In the following posts, I will offer some insight and observations from this most ambitious trip.
I have dreamed of exploring Egypt since I was a child. With shelves of books on this ancient country, clothing with hieroglyphs and art objects of the sphinx and pyramids and a love of Middle Eastern dance, a trip to Egypt was inevitable. Three weeks in Egypt was to be a fantasy come true.
I was not disappointed.
A little over four hours air travel from cosmopolitan London, Cairo is a step back in time. Though a modern city in many ways, remnants of the past linger and are as much a part of the Egyptian lifestyle as the great pyramids at Giza that loom over the city.
The first thing that strikes you about Cairo is the density. Over 25 million people are crammed into the city.
Multiply the residents by the number of automobiles and you have traffic chaos. Rush hour in the States is nothing compared to the everyday havoc on Cairo’s roads. Cairo is notorious for being the most dangerous place to drive in the world. The videos on You Tube don’t come close to capturing the reality.
A ride from the airport is an indication of things to come. First, there are no traffic lights or stop signs in Cairo and rarely do you see a traffic cop directing traffic. Second, there seem to be no rules, as one-way streets and marked lanes are ignored. Automobiles and trucks also travel at speeds inappropriate for the conditions. Bumper-to-bumper driving is the norm with inches between cars. It’s no wonder that so many side view mirrors are cracked or missing. Most of the automobiles are what we consider “beaters.” Dents and scrapes are just accepted. Automobiles are, after all, just a mode of transportation. In Egypt, just having one is a luxury unlike the status-conscious American mindset,
Automobiles share the roads with donkey carts, an occasional camel rider or horseman. Pedestrians weave in and out of traffic in a suicidal ballet of “dodge the cars.”
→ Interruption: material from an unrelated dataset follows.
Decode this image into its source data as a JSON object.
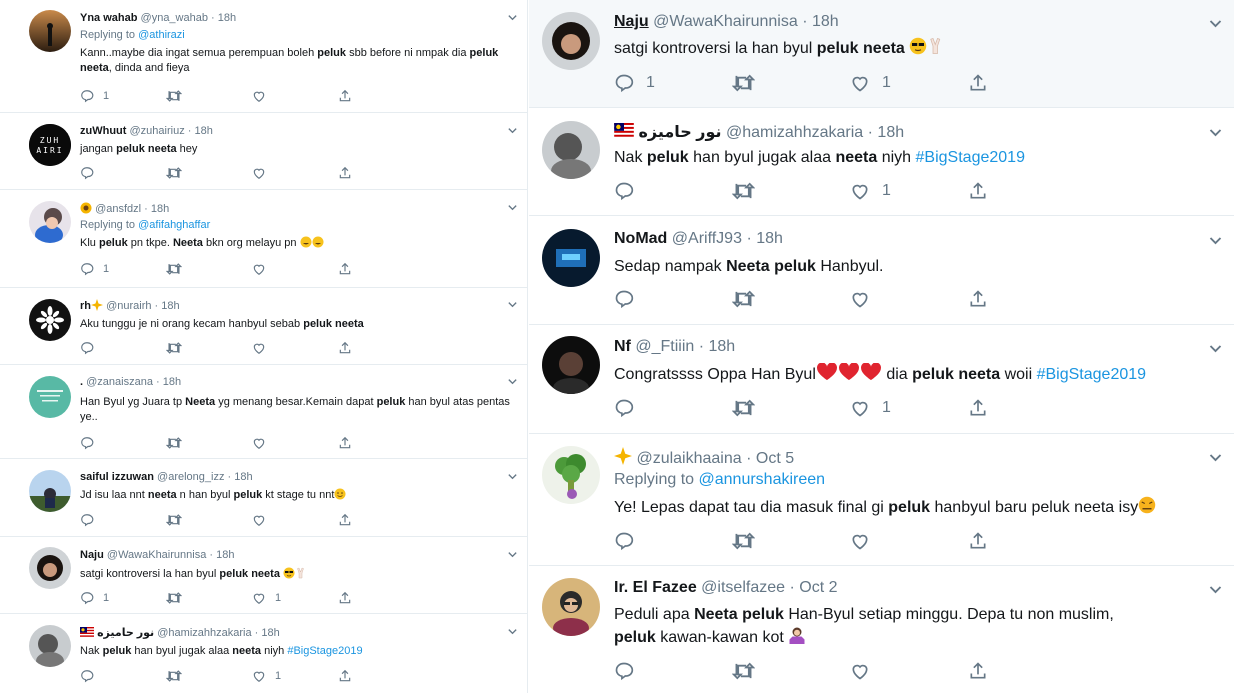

Horns honk constantly. Traffic circles are a nightmare game of “Dodge-em.” Yet, for some insane reason it all works. Accidents are few and far between considering the traffic. American drivers would never be able to cope. Thus, renting an automobile would be out of the question. In Egypt, I’ve learned, there is trust. People trust other people. Trust is a form of courtesy. Trust is a way of life.
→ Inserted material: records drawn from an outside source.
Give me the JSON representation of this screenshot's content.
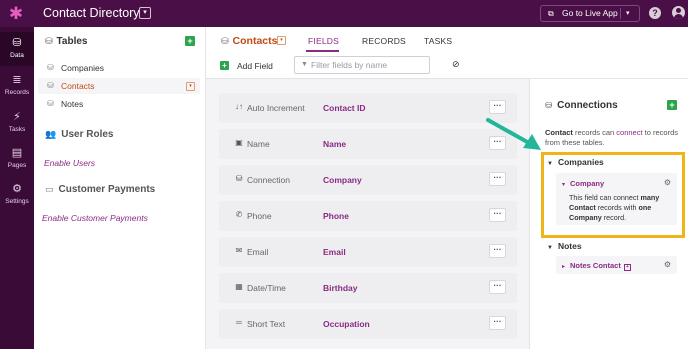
{
  "app": {
    "title": "Contact Directory",
    "live_button": "Go to Live App"
  },
  "left_nav": [
    {
      "label": "Data",
      "icon": "data-icon"
    },
    {
      "label": "Records",
      "icon": "records-icon"
    },
    {
      "label": "Tasks",
      "icon": "tasks-icon"
    },
    {
      "label": "Pages",
      "icon": "pages-icon"
    },
    {
      "label": "Settings",
      "icon": "settings-icon"
    }
  ],
  "tables_panel": {
    "heading": "Tables",
    "items": [
      "Companies",
      "Contacts",
      "Notes"
    ],
    "active_item": "Contacts",
    "user_roles": {
      "heading": "User Roles",
      "link": "Enable Users"
    },
    "payments": {
      "heading": "Customer Payments",
      "link": "Enable Customer Payments"
    }
  },
  "header": {
    "table_name": "Contacts",
    "tabs": [
      "FIELDS",
      "RECORDS",
      "TASKS"
    ],
    "active_tab": "FIELDS",
    "add_field_label": "Add Field",
    "filter_placeholder": "Filter fields by name"
  },
  "fields": [
    {
      "type": "Auto Increment",
      "name": "Contact ID",
      "icon": "increment-icon"
    },
    {
      "type": "Name",
      "name": "Name",
      "icon": "name-card-icon"
    },
    {
      "type": "Connection",
      "name": "Company",
      "icon": "connection-icon"
    },
    {
      "type": "Phone",
      "name": "Phone",
      "icon": "phone-icon"
    },
    {
      "type": "Email",
      "name": "Email",
      "icon": "email-icon"
    },
    {
      "type": "Date/Time",
      "name": "Birthday",
      "icon": "calendar-icon"
    },
    {
      "type": "Short Text",
      "name": "Occupation",
      "icon": "short-text-icon"
    }
  ],
  "more_label": "···",
  "connections": {
    "heading": "Connections",
    "desc_table": "Contact",
    "desc_middle": " records can ",
    "desc_link": "connect",
    "desc_end": " to records from these tables.",
    "groups": [
      {
        "name": "Companies",
        "card_name": "Company",
        "card_desc": {
          "p1": "This field can connect ",
          "b1": "many Contact",
          "p2": " records with ",
          "b2": "one Company",
          "p3": " record."
        }
      },
      {
        "name": "Notes",
        "card_name": "Notes Contact"
      }
    ]
  },
  "colors": {
    "brand": "#4b0f48",
    "accent": "#8a2b83",
    "active_table": "#c14a13",
    "add": "#2ea44f",
    "highlight": "#f0b418",
    "arrow": "#25b59a"
  }
}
There are valuable life lessons to be learned from Egypt. I will share them with you as I relive my journey.
As I continue to reflect upon my recent journey to Egypt, I am reminded of how short life really is and how human beings have not changed much through the centuries. It seems we keep “reinventing the wheel” and never really learn from our mistakes or from history.
History comes to life at museums. The famous Egyptian Museum in Cairo is one of the most fascinating. One of the oldest in the world, opened in 1863, it features two floors crammed with ancient artifacts. The current museum building, a new one is slated to open in Giza in 2011, complements the displays with its aura of intellectually old-fashioned, non-air-conditioned, stuffy ambiance.
One can easily spend weeks in the galleries. I had only a few hours and maximized every moment. The amount of statuary is overwhelming and the condition of objects, especially wood statues, furniture and such, were astounding. The jewelry would make any Middle Eastern dancer drool.
Statuary of limestone, granite and quartzite, heiroglyphics painted on papyrus, and furniture tell the story of Egypt from
the Old Kingdom (3100 -2180 BC through the tomb discoveries of the 1900’s. The treasures are astounding. The Tutankhamun Galleries are the most famous. Though the pharaoh died before his prime, the discovery of an intact tomb, the wealth within and the legend made him famous in death. His gold throne, innermost shrine, and ornate funerary mask are more shimmering and ornate in person than in photographs.
Sarcophagus, coffin covers, coffins are set on shelves and line walls. Sentinels of death. Actually, most of the Egyptian artifacts pay homage to death. The number of objects, everything necessary for life, were placed in tombs. The belief in the afterlife was important. Pharaohs lived life actually planning for death; building tombs and amassing wealth. When they died they thought they could “take it with them.” I guess many people today share that belief as well.
For the pharaohs, a peaceful slumber in an ornate tomb among their favorite objects was not to be. This is more than evident in the creepy yet fascinating Royal Mummy Room.
It’s rather morbid that the greatest rulers of the world during their lifetimes are relegated to having their mummified bodies on display under glass in temperature-controlled boxes for curious tourists to ogle. The Ramses dynasty lie in repose like a Ripley’s Believe it or Not freak show. No wonder some people believe in mummy curses. Could you blame the mummy?
Speaking of mummies, a room is dedicated to mummified, birds, cats, dogs, crocodiles and other animals held sacred.
Even they were entitled to an afterlife.
It is fascinating to note that the belief in an afterlife of some kind has existed and still exists. The common held belief seems to negate the “Is this all there is?” mentality. Gives us a little hope, doesn’t it?